PROVIDED RECORDS:
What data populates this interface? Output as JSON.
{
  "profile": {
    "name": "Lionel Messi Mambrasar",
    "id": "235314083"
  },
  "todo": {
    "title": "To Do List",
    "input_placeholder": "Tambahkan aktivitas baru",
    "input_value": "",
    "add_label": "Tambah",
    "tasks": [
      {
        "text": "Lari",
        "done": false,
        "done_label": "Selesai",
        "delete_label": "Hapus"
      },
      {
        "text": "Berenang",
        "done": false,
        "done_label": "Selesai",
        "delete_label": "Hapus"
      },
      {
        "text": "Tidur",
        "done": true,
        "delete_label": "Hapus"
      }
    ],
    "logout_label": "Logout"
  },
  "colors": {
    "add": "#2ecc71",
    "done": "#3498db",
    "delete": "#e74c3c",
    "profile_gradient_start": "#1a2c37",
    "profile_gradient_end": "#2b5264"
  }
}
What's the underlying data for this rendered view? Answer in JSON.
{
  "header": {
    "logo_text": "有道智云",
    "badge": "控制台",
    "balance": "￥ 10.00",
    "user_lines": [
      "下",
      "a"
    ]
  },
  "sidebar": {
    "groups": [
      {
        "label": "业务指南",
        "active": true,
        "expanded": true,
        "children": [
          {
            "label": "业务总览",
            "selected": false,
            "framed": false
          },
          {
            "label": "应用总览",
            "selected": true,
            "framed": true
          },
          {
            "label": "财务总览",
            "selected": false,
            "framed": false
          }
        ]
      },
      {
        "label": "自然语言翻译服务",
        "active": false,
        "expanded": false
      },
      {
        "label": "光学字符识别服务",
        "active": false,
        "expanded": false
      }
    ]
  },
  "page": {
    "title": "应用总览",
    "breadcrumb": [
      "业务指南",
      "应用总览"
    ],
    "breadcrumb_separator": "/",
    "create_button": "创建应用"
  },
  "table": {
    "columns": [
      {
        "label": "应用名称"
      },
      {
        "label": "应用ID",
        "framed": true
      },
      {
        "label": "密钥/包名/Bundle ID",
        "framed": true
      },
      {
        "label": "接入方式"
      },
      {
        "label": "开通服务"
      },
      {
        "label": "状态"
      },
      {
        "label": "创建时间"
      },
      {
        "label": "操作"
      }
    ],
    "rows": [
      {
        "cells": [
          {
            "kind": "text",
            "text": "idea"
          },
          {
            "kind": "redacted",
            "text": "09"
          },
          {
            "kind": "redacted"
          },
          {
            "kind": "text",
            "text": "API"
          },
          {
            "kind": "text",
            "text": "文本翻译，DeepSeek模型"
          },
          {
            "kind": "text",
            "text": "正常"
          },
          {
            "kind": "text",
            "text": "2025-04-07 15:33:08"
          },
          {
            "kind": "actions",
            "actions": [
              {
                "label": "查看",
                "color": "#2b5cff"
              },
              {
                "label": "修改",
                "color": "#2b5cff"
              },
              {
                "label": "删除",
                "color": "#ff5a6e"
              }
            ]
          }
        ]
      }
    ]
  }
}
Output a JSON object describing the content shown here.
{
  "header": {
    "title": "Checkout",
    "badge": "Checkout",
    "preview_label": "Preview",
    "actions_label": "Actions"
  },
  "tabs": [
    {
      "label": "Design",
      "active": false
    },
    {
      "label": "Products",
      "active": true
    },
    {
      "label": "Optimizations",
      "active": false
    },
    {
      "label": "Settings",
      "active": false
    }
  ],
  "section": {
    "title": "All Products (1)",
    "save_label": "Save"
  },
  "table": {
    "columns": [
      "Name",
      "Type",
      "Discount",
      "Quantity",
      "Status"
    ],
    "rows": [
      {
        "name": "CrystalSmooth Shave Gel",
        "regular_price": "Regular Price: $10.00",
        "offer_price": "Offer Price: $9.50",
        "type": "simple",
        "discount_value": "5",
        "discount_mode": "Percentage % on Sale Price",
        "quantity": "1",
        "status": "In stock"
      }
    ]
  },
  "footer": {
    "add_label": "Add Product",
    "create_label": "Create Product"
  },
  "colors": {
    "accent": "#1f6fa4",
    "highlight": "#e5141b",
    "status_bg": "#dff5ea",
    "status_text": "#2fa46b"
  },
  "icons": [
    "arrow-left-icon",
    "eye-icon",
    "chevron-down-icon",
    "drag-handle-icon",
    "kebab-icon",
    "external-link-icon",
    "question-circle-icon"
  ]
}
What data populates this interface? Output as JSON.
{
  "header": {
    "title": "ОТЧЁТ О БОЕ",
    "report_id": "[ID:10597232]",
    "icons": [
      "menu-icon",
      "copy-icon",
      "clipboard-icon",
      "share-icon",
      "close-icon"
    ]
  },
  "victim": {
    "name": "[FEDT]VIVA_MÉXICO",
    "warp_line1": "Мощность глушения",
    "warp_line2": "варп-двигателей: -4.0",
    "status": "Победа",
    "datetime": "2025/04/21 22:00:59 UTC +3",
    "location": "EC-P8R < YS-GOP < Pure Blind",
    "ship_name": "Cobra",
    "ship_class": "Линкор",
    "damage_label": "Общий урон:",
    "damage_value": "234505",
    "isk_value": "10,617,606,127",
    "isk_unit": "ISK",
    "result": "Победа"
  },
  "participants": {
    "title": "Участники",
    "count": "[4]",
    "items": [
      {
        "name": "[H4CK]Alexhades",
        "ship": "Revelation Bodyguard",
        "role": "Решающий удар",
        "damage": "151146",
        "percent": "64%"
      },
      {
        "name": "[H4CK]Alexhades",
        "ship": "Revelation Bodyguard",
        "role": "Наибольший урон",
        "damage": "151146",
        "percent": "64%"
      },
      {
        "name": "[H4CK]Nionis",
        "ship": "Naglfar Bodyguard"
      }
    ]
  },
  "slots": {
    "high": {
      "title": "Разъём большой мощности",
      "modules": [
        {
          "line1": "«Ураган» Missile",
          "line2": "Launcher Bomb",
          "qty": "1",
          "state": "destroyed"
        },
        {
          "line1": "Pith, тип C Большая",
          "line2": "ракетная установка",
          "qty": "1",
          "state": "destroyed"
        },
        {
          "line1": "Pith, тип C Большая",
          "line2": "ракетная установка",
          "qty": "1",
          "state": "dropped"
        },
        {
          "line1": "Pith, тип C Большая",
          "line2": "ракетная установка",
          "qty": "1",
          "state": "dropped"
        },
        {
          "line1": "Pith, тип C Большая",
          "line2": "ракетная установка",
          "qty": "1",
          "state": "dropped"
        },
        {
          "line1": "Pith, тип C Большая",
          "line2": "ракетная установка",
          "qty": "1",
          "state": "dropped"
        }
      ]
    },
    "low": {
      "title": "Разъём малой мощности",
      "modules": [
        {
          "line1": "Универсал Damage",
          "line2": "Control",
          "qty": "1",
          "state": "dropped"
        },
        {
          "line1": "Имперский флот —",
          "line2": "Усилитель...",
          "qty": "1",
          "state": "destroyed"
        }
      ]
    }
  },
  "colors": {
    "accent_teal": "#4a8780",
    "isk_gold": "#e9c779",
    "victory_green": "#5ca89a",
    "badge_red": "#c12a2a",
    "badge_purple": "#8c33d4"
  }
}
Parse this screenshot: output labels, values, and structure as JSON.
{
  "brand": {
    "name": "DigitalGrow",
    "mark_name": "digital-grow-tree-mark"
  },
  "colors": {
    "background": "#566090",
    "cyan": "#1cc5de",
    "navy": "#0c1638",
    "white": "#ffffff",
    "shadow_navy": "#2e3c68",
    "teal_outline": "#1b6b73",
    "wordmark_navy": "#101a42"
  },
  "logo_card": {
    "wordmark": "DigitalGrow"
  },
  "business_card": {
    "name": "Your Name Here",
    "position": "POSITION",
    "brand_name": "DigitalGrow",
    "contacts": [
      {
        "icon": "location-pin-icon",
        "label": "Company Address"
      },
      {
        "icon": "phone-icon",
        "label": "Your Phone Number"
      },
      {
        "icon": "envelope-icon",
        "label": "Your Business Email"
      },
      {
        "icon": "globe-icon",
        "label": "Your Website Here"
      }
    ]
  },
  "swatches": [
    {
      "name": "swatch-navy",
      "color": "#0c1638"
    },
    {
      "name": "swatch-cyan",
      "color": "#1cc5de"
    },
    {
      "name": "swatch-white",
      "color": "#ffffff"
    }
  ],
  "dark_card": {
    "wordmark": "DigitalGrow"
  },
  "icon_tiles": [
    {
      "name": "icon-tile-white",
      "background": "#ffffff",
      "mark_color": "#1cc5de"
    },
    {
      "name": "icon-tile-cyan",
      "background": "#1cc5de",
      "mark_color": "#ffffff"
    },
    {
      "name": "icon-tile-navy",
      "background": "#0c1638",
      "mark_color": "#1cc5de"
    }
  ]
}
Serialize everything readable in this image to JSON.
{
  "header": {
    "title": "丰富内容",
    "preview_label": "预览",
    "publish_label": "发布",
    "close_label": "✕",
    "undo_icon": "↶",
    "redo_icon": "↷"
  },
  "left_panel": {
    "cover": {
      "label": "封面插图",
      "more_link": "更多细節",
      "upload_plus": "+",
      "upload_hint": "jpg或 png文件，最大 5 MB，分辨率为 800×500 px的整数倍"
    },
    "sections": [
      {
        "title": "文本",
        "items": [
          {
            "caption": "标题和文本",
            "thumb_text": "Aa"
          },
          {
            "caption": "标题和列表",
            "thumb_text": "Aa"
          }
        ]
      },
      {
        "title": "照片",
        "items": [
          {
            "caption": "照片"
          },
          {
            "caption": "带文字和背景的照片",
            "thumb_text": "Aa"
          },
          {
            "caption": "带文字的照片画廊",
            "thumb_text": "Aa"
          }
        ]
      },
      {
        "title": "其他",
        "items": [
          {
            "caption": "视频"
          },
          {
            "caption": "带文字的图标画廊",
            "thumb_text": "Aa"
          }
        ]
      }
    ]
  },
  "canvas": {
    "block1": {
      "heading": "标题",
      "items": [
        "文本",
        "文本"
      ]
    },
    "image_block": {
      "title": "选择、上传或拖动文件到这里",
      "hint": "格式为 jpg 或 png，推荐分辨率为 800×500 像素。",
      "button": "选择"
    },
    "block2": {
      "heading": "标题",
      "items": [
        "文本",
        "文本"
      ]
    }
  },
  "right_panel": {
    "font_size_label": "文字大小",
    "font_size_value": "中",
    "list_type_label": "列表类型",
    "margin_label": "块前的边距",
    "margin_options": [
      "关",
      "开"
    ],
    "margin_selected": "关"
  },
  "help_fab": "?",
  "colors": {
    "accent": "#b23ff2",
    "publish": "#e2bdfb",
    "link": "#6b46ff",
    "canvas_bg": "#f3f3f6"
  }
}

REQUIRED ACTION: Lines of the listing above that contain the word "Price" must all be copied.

SOLUTION FOR THIS PROBLEM:
        "regular_price": "Regular Price: $10.00",
        "offer_price": "Offer Price: $9.50",
        "discount_mode": "Percentage % on Sale Price",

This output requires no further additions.